The director apparently first considered a remake of the film in 1941 in order to fulfil a contractual obligation to Paramount Pictures. Scriptwriter John Michael Hayes was hired. He had already written some scripts for Hitchcock, To Catch a Thief and Rear Window and a number of other award-winning films. There were certain conditions. Hayes was not to see the first film or see the original script. He would only get briefed by Hitchcock on the plot details. Hayes would only have the opening scenes ready when filming began and was given instructions to send any subsequent scripts by airmail as he finished them. I’ve seen both versions, and although neither is my favourite, simply because there are other Hitchcock films I would put at the top of the list, they are still both worthwhile seeing. This 1956 version is still a highly enjoyable film, it is a Hitchcock film after all, the man really knows his stuff and is not too far off the mark with either one. What resulted is a film not so different from the first film in plot, but two versions with vastly different locales, the first being Switzerland and London, although the film was actually shot in the studio and in black and white, the second in colourful Marrakesh, Morocco and London and both with actors we can all enjoy.
Is it any wonder that James Stewart is my favourite actor! Everytime I see him on screen I discover something else to love about the guy! He is mesmerizing in every role I’ve seen him play. This was Stewart’s third film with the brilliant director and he was obviously by this time Hitchcock’s favourite actor. Who else! The female lead is singer-actress-comedienne Doris Day in a dramatic role I wouldn’t often associate with her. I had become more familiar with her 1960’s comedies and her tv show which I enjoyed on reruns through the 70’s and 80’s.

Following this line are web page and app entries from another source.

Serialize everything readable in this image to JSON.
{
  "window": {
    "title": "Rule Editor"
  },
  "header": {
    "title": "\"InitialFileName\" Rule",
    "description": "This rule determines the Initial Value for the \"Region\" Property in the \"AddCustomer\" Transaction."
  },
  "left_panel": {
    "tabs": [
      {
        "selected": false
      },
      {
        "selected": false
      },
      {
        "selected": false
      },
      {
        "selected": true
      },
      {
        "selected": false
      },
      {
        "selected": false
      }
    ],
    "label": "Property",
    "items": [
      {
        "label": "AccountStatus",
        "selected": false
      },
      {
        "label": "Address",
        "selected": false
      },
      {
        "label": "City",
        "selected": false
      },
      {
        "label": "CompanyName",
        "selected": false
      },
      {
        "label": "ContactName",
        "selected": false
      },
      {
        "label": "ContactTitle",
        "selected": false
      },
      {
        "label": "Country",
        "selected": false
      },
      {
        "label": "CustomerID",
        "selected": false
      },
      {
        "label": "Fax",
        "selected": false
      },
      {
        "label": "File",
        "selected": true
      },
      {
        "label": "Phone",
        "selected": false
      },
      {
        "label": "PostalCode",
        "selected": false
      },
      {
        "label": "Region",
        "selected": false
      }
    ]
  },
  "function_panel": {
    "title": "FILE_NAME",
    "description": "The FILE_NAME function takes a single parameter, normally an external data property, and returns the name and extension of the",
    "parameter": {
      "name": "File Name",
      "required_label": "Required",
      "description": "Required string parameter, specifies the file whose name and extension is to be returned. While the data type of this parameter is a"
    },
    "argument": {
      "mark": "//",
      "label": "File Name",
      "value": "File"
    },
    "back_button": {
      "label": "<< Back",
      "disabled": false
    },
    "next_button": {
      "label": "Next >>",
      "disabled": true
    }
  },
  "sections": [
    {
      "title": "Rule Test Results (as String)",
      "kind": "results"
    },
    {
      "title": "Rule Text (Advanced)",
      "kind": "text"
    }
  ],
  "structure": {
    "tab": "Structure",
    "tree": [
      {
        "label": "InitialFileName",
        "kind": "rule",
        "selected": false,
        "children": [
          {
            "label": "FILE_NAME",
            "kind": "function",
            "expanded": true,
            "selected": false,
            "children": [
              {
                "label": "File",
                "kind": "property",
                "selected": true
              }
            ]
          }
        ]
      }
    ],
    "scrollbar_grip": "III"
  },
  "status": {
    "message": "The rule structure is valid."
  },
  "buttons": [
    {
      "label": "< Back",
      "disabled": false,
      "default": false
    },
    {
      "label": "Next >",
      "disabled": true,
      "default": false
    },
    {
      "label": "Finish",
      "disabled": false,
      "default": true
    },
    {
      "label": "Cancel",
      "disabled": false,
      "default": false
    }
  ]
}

Scene with (Lord) Bernard Miles, Christopher Olsen, Brenda de Banzie, Doris Day and James Stewart.
Hitchcock leads us on a breathless adventure with this film shot location in dazzling Technicolor. James and Doris, don’t they sound just like your next-door neighbour, are on a family holiday with their young son in Morocco where their son gets kidnapped. Christopher Olsen plays the young boy. He is the older brother of child actress Susan Olsen who played youngest daughter Cindy in The Brady Bunch. It’s obvious from the start that our lead actors have found themselves in a culture very different from anything they have ever encountered and that this “ordinary” husband and wife, as if we can call James and Doris ordinary, were going to very soon find themselves in an extraordinary situation.
Scene of the marketplace bazaar in the film.
The stars in a scene from the film. Wouldn’t it be interesting to be an extra in one of these films ……. “All right, you there, the lady in the blue dress over there, I said “Cut”!… Hey, I may audition for that play after all.
The film is strongly supported by a talented cast of characters and villains including French actor Daniel Gelin, father of actress Maria Schneider, British actors (Lord) Bernard Miles, father of actress Sarah Miles, Brenda de Banzie and brilliant and prolific Austrian actor Reggie Nalder whose scarred face adds to his enthusiastic portrayal of the villain assassin. These actors were so amazing that I wish we could have seen more of them.
Would you ever want to run into Reggie Nalder’s menacing look? What an amazing character actor!!
Doris Day with child actor Christopher Olsen singing the film’s theme son Que Sera Sera (Whatever Will Be Will Be)
Que Sera Sera, Doris Day’s signature song came out of this film and won the Academy Award for best song in 1957 against such titles as True Love from High Society, Thee I Love from Gentle Persuasion sung by Pat Boone, Written on the Wind from the film of the same title by The Four Aces, Julie from the film Julie which Ms. Day starred in and sang the theme song for as well. Thank you, YouTube!